Privacy preserving and personalized transformations for speech recognition
Débuté le : 01/10/2019
Doctorant : Pierre Champion
Directeur(s) de Thèse : Denis Jouvet (Loria), Anthony Larcher (LIUM - LST)
Co-encadrant(s) de Thèse :
Financement : ANR Deep-Privacy
The objective of the proposed thesis is twofold. First, it aims at finding a privacy preserving transform of the speech data, and, second, it will investigate the use of additional personalized transforms, that can be applied on the user’s terminal, to increase speech recognition performance.
In the proposed approach, the device of each user will not share its raw speech data, but a privacy preserving transformation of the user speech data. In such approach, some private computations will be handled locally, while some cross-user computations may be carried out on a server using the transformed speech data, which protect the speaker identity and some of his/her features (gender, sentiment, emotions…). More specifically, this will rely on a representation learning to separate the features of the user data that can expose private information from generic ones useful for the task of interest, i.e., here, the recognition of the linguistic content. We will build upon ideas of Generative Adversarial Networks (GANs) for proposing such a privacy preserving transform. Since a few years, GANs are getting more and more used in deep learning. They typically rely on both a generative network and a discriminative network, where the generator aims to output samples that the discriminator cannot distinguish from the true samples [Goodfellow et al., 2014; Creswell et al., 2018]. They have also been used as autoencoders [Makhzani et al., 2015] which are made of three mains blocks: encoder, generator and discriminator.
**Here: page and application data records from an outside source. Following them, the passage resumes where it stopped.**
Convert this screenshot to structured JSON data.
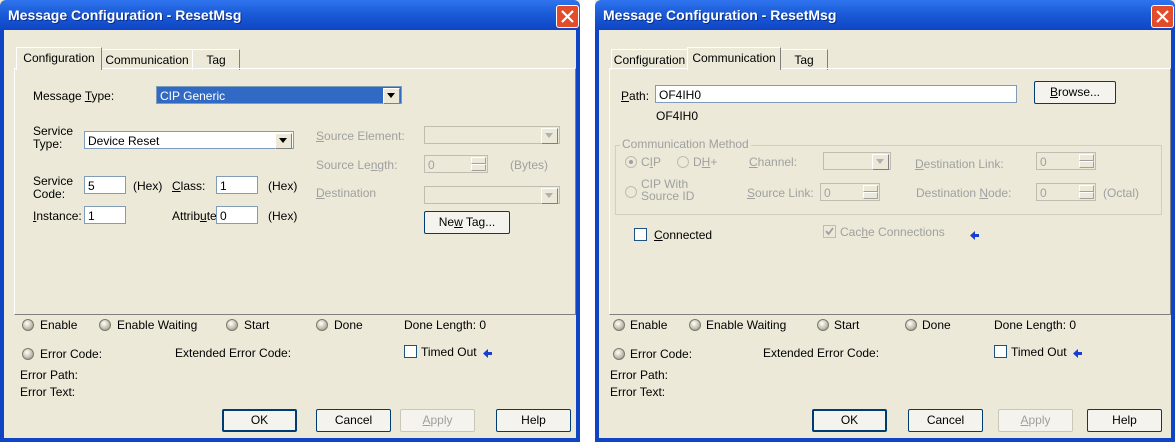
{
  "left_window": {
    "title": "Message Configuration - ResetMsg",
    "tabs": [
      "Configuration",
      "Communication",
      "Tag"
    ],
    "message_type_label": "Message Type:",
    "message_type_value": "CIP Generic",
    "service_type_label_1": "Service",
    "service_type_label_2": "Type:",
    "service_type_value": "Device Reset",
    "source_element_label": "Source Element:",
    "source_length_label": "Source Length:",
    "source_length_value": "0",
    "bytes_label": "(Bytes)",
    "destination_label": "Destination",
    "service_code_label_1": "Service",
    "service_code_label_2": "Code:",
    "service_code_value": "5",
    "hex_label_1": "(Hex)",
    "class_label": "Class:",
    "class_value": "1",
    "hex_label_2": "(Hex)",
    "instance_label": "Instance:",
    "instance_value": "1",
    "attribute_label": "Attribute:",
    "attribute_value": "0",
    "hex_label_3": "(Hex)",
    "new_tag_button": "New Tag...",
    "status": {
      "enable": "Enable",
      "enable_waiting": "Enable Waiting",
      "start": "Start",
      "done": "Done",
      "done_length": "Done Length: 0",
      "error_code": "Error Code:",
      "extended_error_code": "Extended Error Code:",
      "timed_out": "Timed Out",
      "error_path": "Error Path:",
      "error_text": "Error Text:"
    },
    "buttons": {
      "ok": "OK",
      "cancel": "Cancel",
      "apply": "Apply",
      "help": "Help"
    }
  },
  "right_window": {
    "title": "Message Configuration - ResetMsg",
    "tabs": [
      "Configuration",
      "Communication",
      "Tag"
    ],
    "path_label": "Path:",
    "path_value": "OF4IH0",
    "path_resolved": "OF4IH0",
    "browse_button": "Browse...",
    "comm_method_title": "Communication Method",
    "cip_label": "CIP",
    "dh_label": "DH+",
    "channel_label": "Channel:",
    "destination_link_label": "Destination Link:",
    "destination_link_value": "0",
    "cip_with_1": "CIP With",
    "cip_with_2": "Source ID",
    "source_link_label": "Source Link:",
    "source_link_value": "0",
    "destination_node_label": "Destination Node:",
    "destination_node_value": "0",
    "octal_label": "(Octal)",
    "connected_label": "Connected",
    "cache_label": "Cache Connections",
    "status": {
      "enable": "Enable",
      "enable_waiting": "Enable Waiting",
      "start": "Start",
      "done": "Done",
      "done_length": "Done Length: 0",
      "error_code": "Error Code:",
      "extended_error_code": "Extended Error Code:",
      "timed_out": "Timed Out",
      "error_path": "Error Path:",
      "error_text": "Error Text:"
    },
    "buttons": {
      "ok": "OK",
      "cancel": "Cancel",
      "apply": "Apply",
      "help": "Help"
    }
  },
  "colors": {
    "title_bar": "#1b5bd8",
    "close_button": "#e24c2b",
    "selection": "#316ac5",
    "dialog_bg": "#ece9d8"
  },
  "icons": [
    "close-icon",
    "combo-arrow-icon",
    "spin-arrow-icon",
    "checkmark-icon",
    "blue-arrow-icon",
    "status-lamp-icon"
  ]
}
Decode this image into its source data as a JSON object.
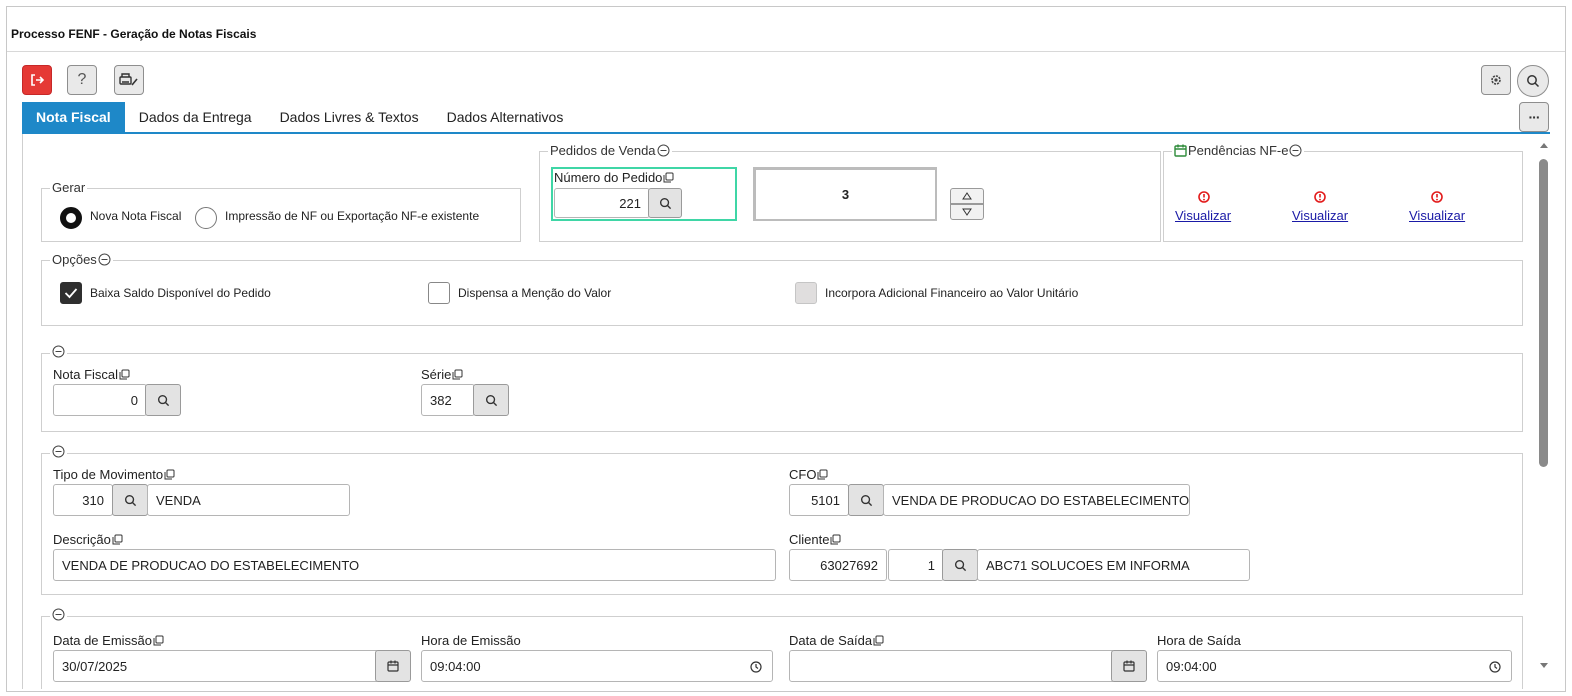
{
  "window": {
    "title": "Processo FENF - Geração de Notas Fiscais"
  },
  "toolbar": {
    "exit": "exit-icon",
    "help": "?",
    "print": "print-settings-icon",
    "settings": "gear-icon",
    "search": "search-icon",
    "more": "···"
  },
  "tabs": [
    "Nota Fiscal",
    "Dados da Entrega",
    "Dados Livres & Textos",
    "Dados Alternativos"
  ],
  "gerar": {
    "legend": "Gerar",
    "option1": "Nova Nota Fiscal",
    "option2": "Impressão de NF ou Exportação NF-e existente"
  },
  "pedidos": {
    "legend": "Pedidos de Venda",
    "numero_label": "Número do Pedido",
    "numero_value": "221",
    "count": "3"
  },
  "pendencias": {
    "legend": "Pendências NF-e",
    "link1": "Visualizar",
    "link2": "Visualizar",
    "link3": "Visualizar"
  },
  "opcoes": {
    "legend": "Opções",
    "opt1": "Baixa Saldo Disponível do Pedido",
    "opt2": "Dispensa a Menção do Valor",
    "opt3": "Incorpora Adicional Financeiro ao Valor Unitário"
  },
  "nf": {
    "nota_label": "Nota Fiscal",
    "nota_value": "0",
    "serie_label": "Série",
    "serie_value": "382"
  },
  "mov": {
    "tipo_label": "Tipo de Movimento",
    "tipo_code": "310",
    "tipo_desc": "VENDA",
    "cfo_label": "CFO",
    "cfo_code": "5101",
    "cfo_desc": "VENDA DE PRODUCAO DO ESTABELECIMENTO",
    "descricao_label": "Descrição",
    "descricao_value": "VENDA DE PRODUCAO DO ESTABELECIMENTO",
    "cliente_label": "Cliente",
    "cliente_code": "63027692",
    "cliente_seq": "1",
    "cliente_name": "ABC71 SOLUCOES EM INFORMA"
  },
  "datas": {
    "emissao_label": "Data de Emissão",
    "emissao_value": "30/07/2025",
    "hora_emissao_label": "Hora de Emissão",
    "hora_emissao_value": "09:04:00",
    "saida_label": "Data de Saída",
    "saida_value": "",
    "hora_saida_label": "Hora de Saída",
    "hora_saida_value": "09:04:00"
  }
}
In our case, the discriminators shall focus on discriminating between speakers and/or between voice-related classes (defined according to gender, emotions, etc). The training objective will be to maximize the speech recognition performance (using the privacy preserving transformed signal) while minimizing the available speaker or voice-related information measured by the discriminator.
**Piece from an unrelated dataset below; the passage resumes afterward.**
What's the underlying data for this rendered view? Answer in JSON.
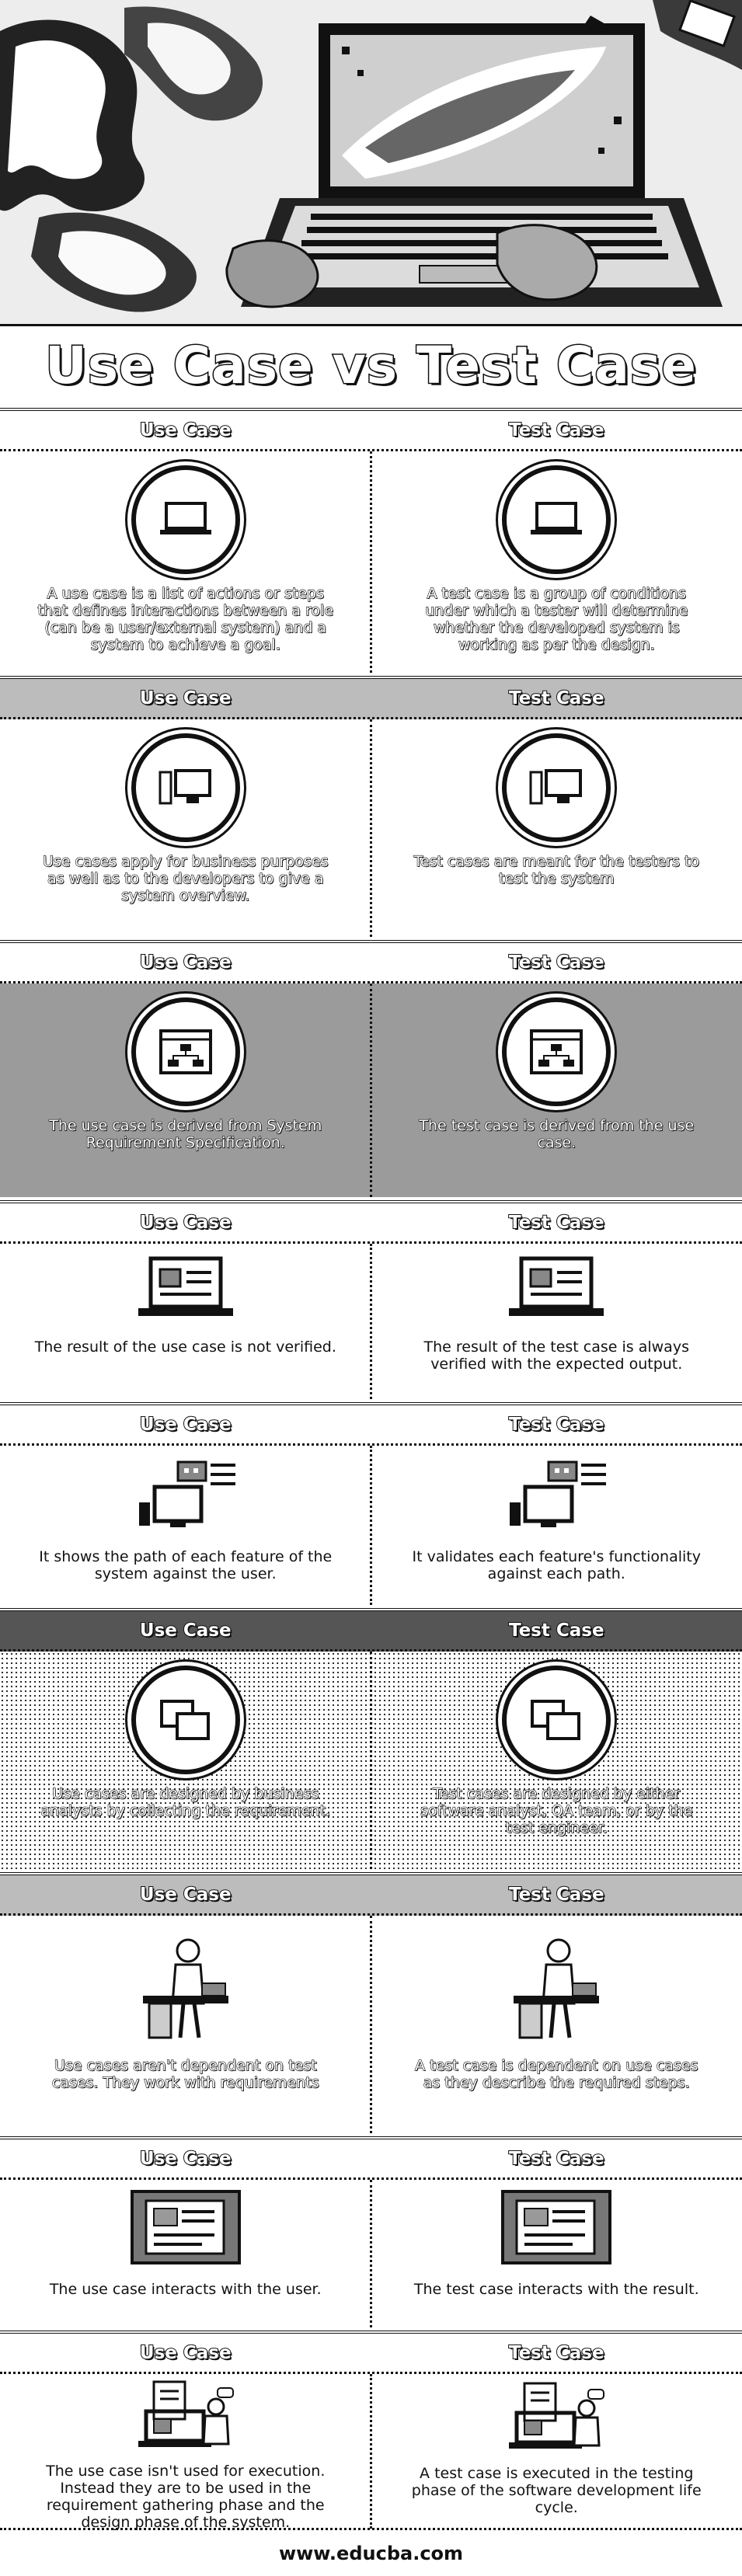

As devices are getting more and more personal, it creates opportunities to make speech recognition more personalized. This includes two aspects: adapting the model parameters to the speaker (and to the device) and introducing personalized transforms to help hiding the speaker voice identity. Both aspects will be investigated. Voice conversion approaches provide example of transforms aiming at modifying the voice of a speaker so that it sounds like the voice of another target speaker [e.g., Chen et al., 2014; Mohammadi & Kain, 2014]. Similar approaches can thus be applied to map speaker specific features to those of a standard (or average) speaker, which thus would help concealing its identity. To take benefit of the increased personal usage of terminals, speaker and environment specific adaptation will be investigated to improve speech recognition performance. Collaborative learning mixing speech and speaker recognition has been shown to benefit both tasks [Liu et al. 2018; Garimella et al. 2015] and provide a way to combine both information in a single framework. This approach will be compared to adaptation of deep neural networks-based models [e.g., Abdel-Hamid & Jiang, 2013] to handle best different amounts of adaptation data.